» DATA EXCERPTS:
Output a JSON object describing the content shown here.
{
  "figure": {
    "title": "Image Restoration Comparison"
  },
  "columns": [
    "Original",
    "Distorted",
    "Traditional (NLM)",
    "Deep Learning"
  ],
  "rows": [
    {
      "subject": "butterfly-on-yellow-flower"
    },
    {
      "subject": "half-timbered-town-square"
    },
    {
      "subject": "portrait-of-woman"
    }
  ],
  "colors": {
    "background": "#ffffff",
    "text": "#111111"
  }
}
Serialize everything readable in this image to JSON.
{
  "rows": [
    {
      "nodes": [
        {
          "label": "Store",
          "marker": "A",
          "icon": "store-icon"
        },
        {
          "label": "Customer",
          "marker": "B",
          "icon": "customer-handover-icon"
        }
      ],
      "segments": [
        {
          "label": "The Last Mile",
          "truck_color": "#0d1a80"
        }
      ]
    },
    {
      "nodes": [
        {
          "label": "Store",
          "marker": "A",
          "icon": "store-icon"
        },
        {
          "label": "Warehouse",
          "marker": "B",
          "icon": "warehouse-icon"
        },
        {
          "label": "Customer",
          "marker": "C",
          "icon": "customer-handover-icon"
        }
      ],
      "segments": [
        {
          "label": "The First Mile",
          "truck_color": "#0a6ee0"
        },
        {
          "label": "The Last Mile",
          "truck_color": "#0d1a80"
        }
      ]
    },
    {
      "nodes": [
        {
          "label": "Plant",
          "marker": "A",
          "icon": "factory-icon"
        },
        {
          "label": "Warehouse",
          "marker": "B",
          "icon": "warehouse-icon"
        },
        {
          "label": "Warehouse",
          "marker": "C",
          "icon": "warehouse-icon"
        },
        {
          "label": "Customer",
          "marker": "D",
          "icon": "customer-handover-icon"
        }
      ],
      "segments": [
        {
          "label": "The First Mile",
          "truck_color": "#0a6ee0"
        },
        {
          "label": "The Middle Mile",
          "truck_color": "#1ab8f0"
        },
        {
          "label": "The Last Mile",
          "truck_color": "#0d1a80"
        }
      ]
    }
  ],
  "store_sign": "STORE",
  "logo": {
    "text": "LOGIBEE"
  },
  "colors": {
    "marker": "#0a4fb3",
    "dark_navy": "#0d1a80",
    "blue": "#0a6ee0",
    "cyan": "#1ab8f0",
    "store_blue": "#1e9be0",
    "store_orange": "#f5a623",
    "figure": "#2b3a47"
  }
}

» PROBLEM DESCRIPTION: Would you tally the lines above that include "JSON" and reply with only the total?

» TASK SOLUTION: 2